Copy out the data that comes next, character for character, and leave the images aside.
------
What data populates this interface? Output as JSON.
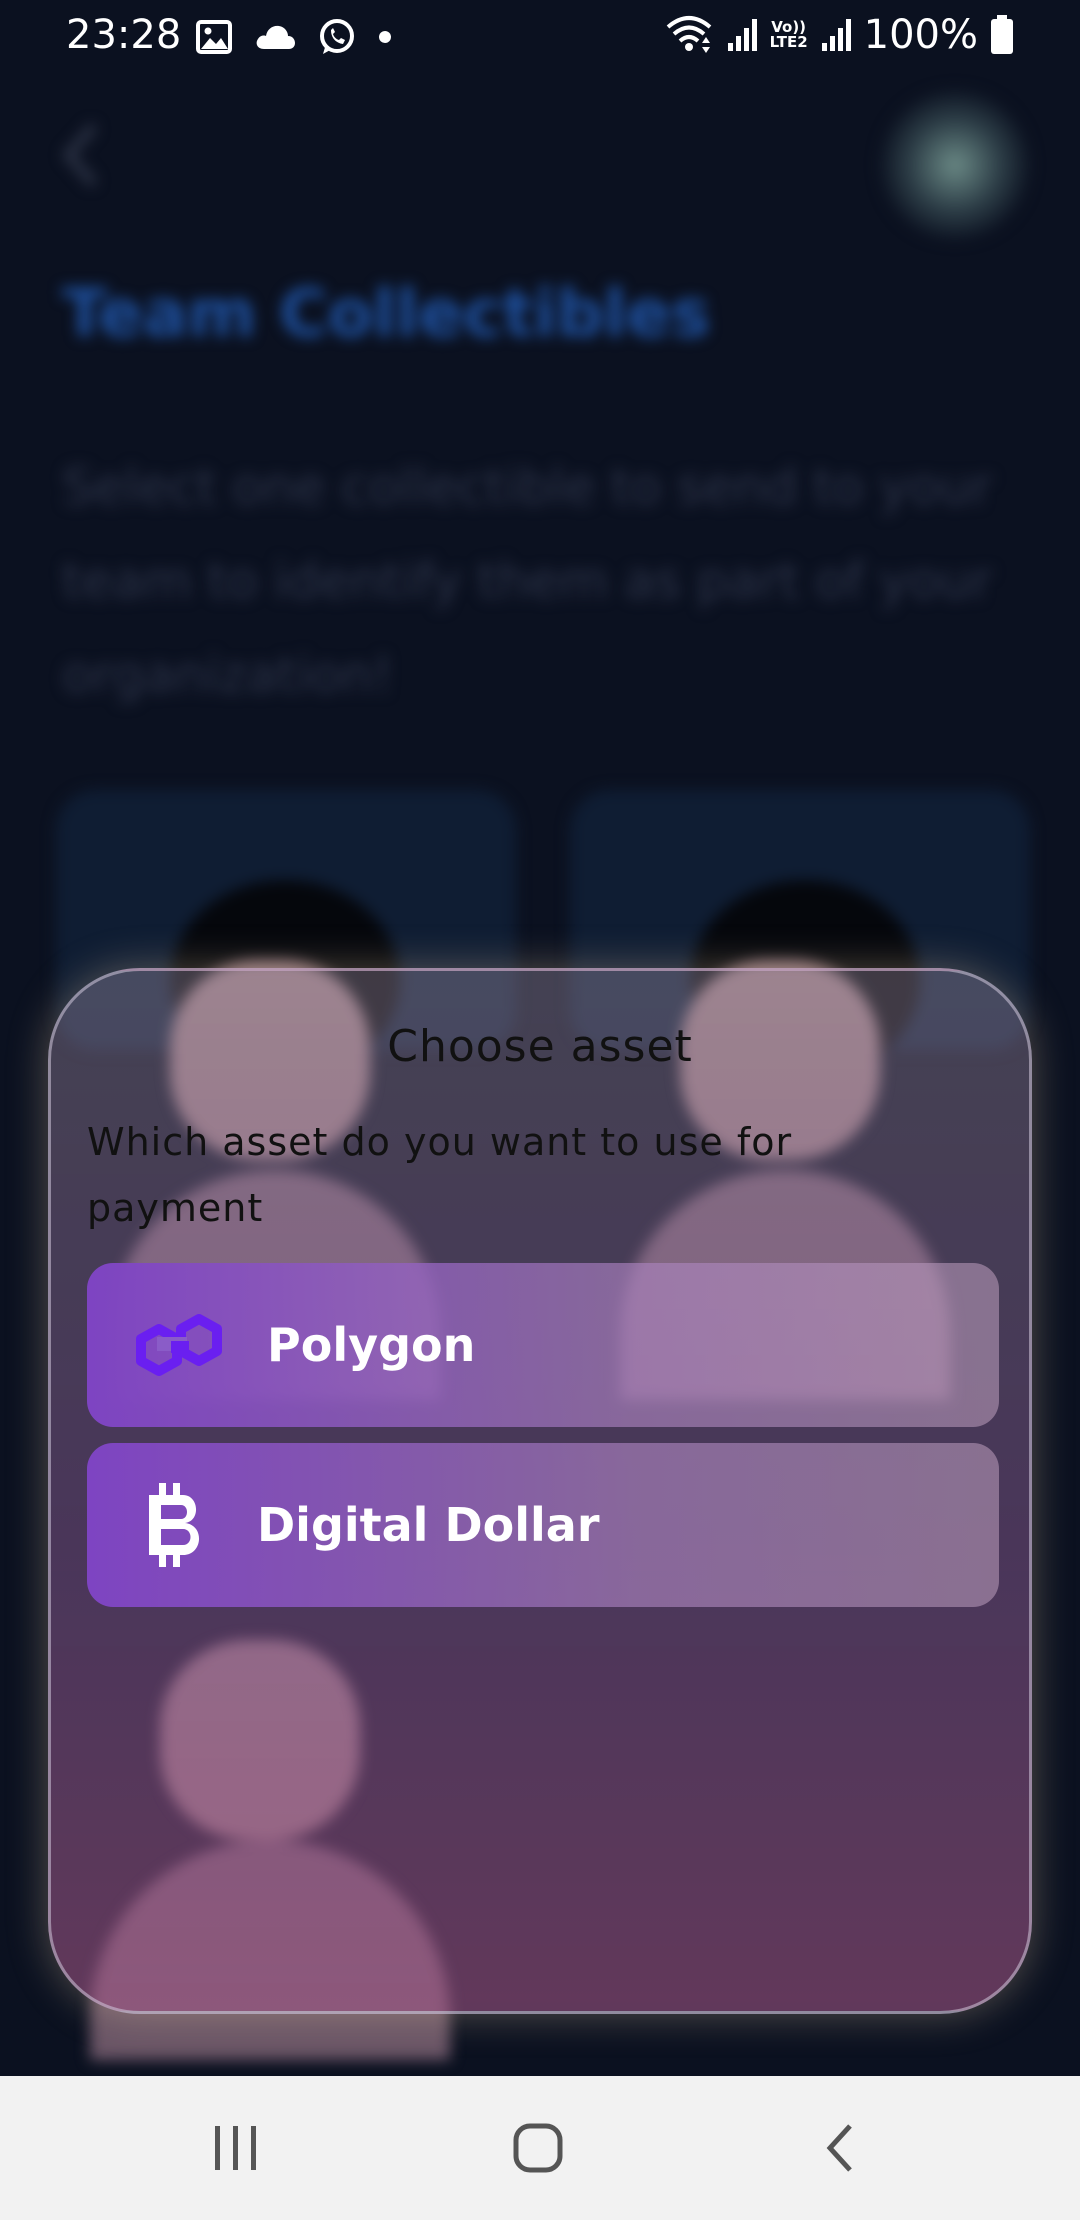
{
  "status_bar": {
    "time": "23:28",
    "battery": "100%",
    "volte_top": "Vo))",
    "volte_bottom": "LTE2",
    "left_icons": [
      "gallery-icon",
      "cloud-icon",
      "whatsapp-icon",
      "dot-icon"
    ],
    "right_icons": [
      "wifi-icon",
      "signal-icon",
      "volte-icon",
      "signal-icon",
      "battery-icon"
    ]
  },
  "background_page": {
    "title": "Team Collectibles",
    "description": "Select one collectible to send to your team to identify them as part of your organization!"
  },
  "modal": {
    "title": "Choose asset",
    "subtitle": "Which asset do you want to use for payment",
    "options": [
      {
        "label": "Polygon",
        "icon": "polygon-icon",
        "icon_color": "#6a1ff0"
      },
      {
        "label": "Digital Dollar",
        "icon": "bitcoin-icon",
        "icon_color": "#ffffff"
      }
    ]
  },
  "nav_bar": {
    "buttons": [
      "recent-apps-icon",
      "home-icon",
      "back-icon"
    ]
  },
  "colors": {
    "background": "#0b1120",
    "option_accent": "#7e44c2",
    "nav_bar": "#f2f2f2"
  }
}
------
■ **Output**
What data populates this interface? Output as JSON.
{
  "status_bar": {
    "time": "23:28",
    "battery": "100%",
    "volte_top": "Vo))",
    "volte_bottom": "LTE2",
    "left_icons": [
      "gallery-icon",
      "cloud-icon",
      "whatsapp-icon",
      "dot-icon"
    ],
    "right_icons": [
      "wifi-icon",
      "signal-icon",
      "volte-icon",
      "signal-icon",
      "battery-icon"
    ]
  },
  "background_page": {
    "title": "Team Collectibles",
    "description": "Select one collectible to send to your team to identify them as part of your organization!"
  },
  "modal": {
    "title": "Choose asset",
    "subtitle": "Which asset do you want to use for payment",
    "options": [
      {
        "label": "Polygon",
        "icon": "polygon-icon",
        "icon_color": "#6a1ff0"
      },
      {
        "label": "Digital Dollar",
        "icon": "bitcoin-icon",
        "icon_color": "#ffffff"
      }
    ]
  },
  "nav_bar": {
    "buttons": [
      "recent-apps-icon",
      "home-icon",
      "back-icon"
    ]
  },
  "colors": {
    "background": "#0b1120",
    "option_accent": "#7e44c2",
    "nav_bar": "#f2f2f2"
  }
}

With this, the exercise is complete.